> Exercise prompt:
Each entry must be returned exactly. None may be omitted.
--- Entries provided ---
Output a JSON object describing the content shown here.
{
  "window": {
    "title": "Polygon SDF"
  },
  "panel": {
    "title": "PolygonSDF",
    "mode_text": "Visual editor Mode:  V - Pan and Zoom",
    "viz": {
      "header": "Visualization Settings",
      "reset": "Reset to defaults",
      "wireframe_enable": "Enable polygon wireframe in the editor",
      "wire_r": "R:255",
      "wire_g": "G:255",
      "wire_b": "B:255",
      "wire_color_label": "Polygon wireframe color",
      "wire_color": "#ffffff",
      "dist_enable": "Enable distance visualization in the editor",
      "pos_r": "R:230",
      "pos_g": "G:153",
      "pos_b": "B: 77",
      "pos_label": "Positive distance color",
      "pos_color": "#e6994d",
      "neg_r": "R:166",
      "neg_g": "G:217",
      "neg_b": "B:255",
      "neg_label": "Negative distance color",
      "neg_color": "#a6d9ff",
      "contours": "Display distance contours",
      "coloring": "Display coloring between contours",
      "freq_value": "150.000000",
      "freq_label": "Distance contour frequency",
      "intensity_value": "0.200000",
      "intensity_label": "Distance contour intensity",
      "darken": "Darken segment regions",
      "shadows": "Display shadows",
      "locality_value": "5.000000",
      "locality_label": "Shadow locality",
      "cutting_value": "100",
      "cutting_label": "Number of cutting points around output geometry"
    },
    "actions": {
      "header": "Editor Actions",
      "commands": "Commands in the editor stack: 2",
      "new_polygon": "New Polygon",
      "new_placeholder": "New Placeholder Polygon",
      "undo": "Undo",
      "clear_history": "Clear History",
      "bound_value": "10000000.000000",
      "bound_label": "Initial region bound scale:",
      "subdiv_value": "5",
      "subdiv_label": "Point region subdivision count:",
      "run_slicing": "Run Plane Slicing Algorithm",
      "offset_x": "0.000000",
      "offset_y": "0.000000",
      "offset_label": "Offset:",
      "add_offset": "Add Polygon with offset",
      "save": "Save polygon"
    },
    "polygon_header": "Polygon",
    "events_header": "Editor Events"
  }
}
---
> Task result:
Output a JSON object describing the content shown here.
{
  "window": {
    "title": "Polygon SDF"
  },
  "panel": {
    "title": "PolygonSDF",
    "mode_text": "Visual editor Mode:  V - Pan and Zoom",
    "viz": {
      "header": "Visualization Settings",
      "reset": "Reset to defaults",
      "wireframe_enable": "Enable polygon wireframe in the editor",
      "wire_r": "R:255",
      "wire_g": "G:255",
      "wire_b": "B:255",
      "wire_color_label": "Polygon wireframe color",
      "wire_color": "#ffffff",
      "dist_enable": "Enable distance visualization in the editor",
      "pos_r": "R:230",
      "pos_g": "G:153",
      "pos_b": "B: 77",
      "pos_label": "Positive distance color",
      "pos_color": "#e6994d",
      "neg_r": "R:166",
      "neg_g": "G:217",
      "neg_b": "B:255",
      "neg_label": "Negative distance color",
      "neg_color": "#a6d9ff",
      "contours": "Display distance contours",
      "coloring": "Display coloring between contours",
      "freq_value": "150.000000",
      "freq_label": "Distance contour frequency",
      "intensity_value": "0.200000",
      "intensity_label": "Distance contour intensity",
      "darken": "Darken segment regions",
      "shadows": "Display shadows",
      "locality_value": "5.000000",
      "locality_label": "Shadow locality",
      "cutting_value": "100",
      "cutting_label": "Number of cutting points around output geometry"
    },
    "actions": {
      "header": "Editor Actions",
      "commands": "Commands in the editor stack: 2",
      "new_polygon": "New Polygon",
      "new_placeholder": "New Placeholder Polygon",
      "undo": "Undo",
      "clear_history": "Clear History",
      "bound_value": "10000000.000000",
      "bound_label": "Initial region bound scale:",
      "subdiv_value": "5",
      "subdiv_label": "Point region subdivision count:",
      "run_slicing": "Run Plane Slicing Algorithm",
      "offset_x": "0.000000",
      "offset_y": "0.000000",
      "offset_label": "Offset:",
      "add_offset": "Add Polygon with offset",
      "save": "Save polygon"
    },
    "polygon_header": "Polygon",
    "events_header": "Editor Events"
  }
}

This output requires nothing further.